Page and application data records:
--- START ---

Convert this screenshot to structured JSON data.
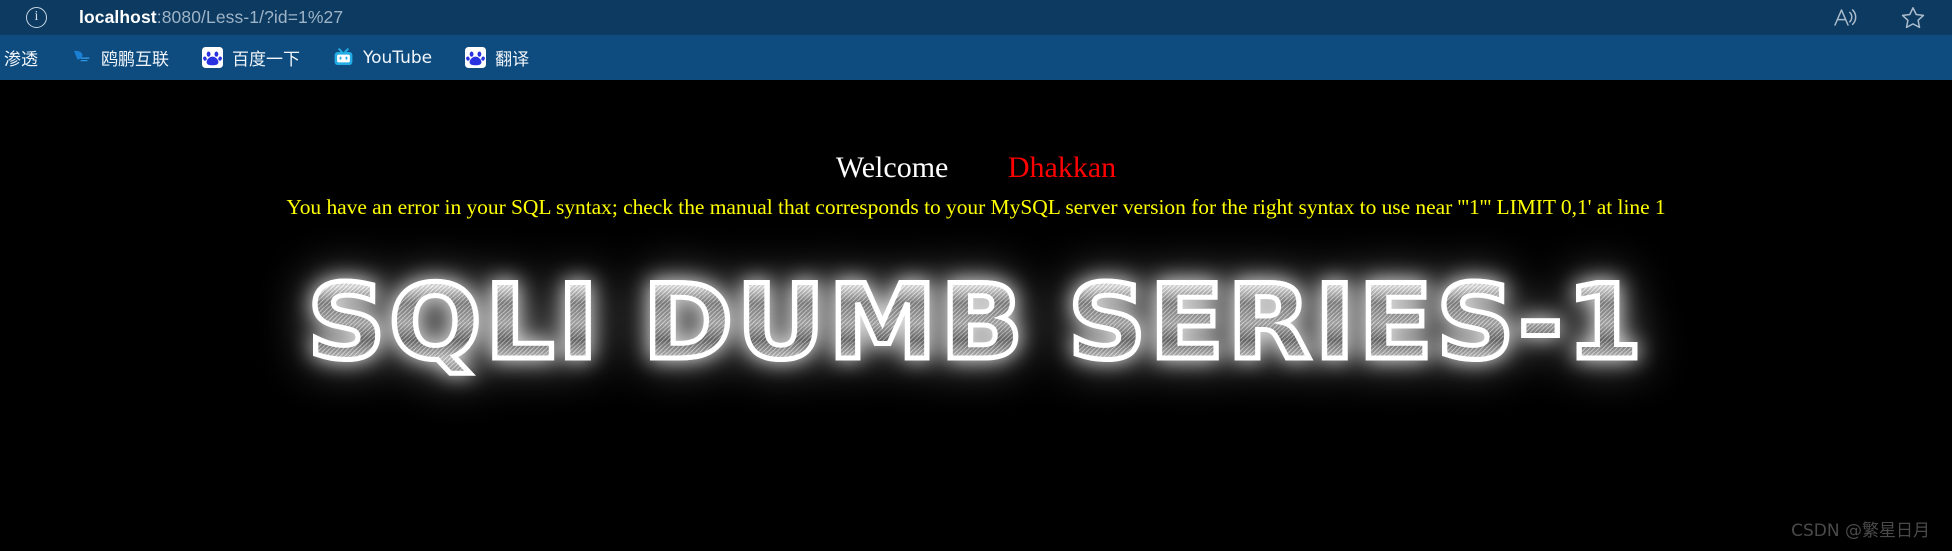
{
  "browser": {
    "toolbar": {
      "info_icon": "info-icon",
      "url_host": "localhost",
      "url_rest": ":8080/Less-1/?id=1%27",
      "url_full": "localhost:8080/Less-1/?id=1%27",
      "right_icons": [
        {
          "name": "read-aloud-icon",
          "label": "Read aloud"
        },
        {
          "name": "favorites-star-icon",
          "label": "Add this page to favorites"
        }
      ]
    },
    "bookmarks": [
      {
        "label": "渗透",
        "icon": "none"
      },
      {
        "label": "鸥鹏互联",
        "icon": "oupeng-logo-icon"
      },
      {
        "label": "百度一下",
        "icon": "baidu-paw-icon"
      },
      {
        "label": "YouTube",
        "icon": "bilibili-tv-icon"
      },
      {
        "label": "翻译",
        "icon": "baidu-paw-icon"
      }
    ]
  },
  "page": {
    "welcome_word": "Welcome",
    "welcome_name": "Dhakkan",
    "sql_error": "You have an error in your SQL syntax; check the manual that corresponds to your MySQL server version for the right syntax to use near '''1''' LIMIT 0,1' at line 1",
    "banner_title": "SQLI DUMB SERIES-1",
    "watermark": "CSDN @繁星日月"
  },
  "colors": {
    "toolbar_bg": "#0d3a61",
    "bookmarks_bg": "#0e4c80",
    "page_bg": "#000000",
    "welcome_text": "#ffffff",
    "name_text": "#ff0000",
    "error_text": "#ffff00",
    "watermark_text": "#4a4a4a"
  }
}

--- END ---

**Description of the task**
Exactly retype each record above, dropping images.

**Result below**
Convert this screenshot to structured JSON data.
{
  "browser": {
    "toolbar": {
      "info_icon": "info-icon",
      "url_host": "localhost",
      "url_rest": ":8080/Less-1/?id=1%27",
      "url_full": "localhost:8080/Less-1/?id=1%27",
      "right_icons": [
        {
          "name": "read-aloud-icon",
          "label": "Read aloud"
        },
        {
          "name": "favorites-star-icon",
          "label": "Add this page to favorites"
        }
      ]
    },
    "bookmarks": [
      {
        "label": "渗透",
        "icon": "none"
      },
      {
        "label": "鸥鹏互联",
        "icon": "oupeng-logo-icon"
      },
      {
        "label": "百度一下",
        "icon": "baidu-paw-icon"
      },
      {
        "label": "YouTube",
        "icon": "bilibili-tv-icon"
      },
      {
        "label": "翻译",
        "icon": "baidu-paw-icon"
      }
    ]
  },
  "page": {
    "welcome_word": "Welcome",
    "welcome_name": "Dhakkan",
    "sql_error": "You have an error in your SQL syntax; check the manual that corresponds to your MySQL server version for the right syntax to use near '''1''' LIMIT 0,1' at line 1",
    "banner_title": "SQLI DUMB SERIES-1",
    "watermark": "CSDN @繁星日月"
  },
  "colors": {
    "toolbar_bg": "#0d3a61",
    "bookmarks_bg": "#0e4c80",
    "page_bg": "#000000",
    "welcome_text": "#ffffff",
    "name_text": "#ff0000",
    "error_text": "#ffff00",
    "watermark_text": "#4a4a4a"
  }
}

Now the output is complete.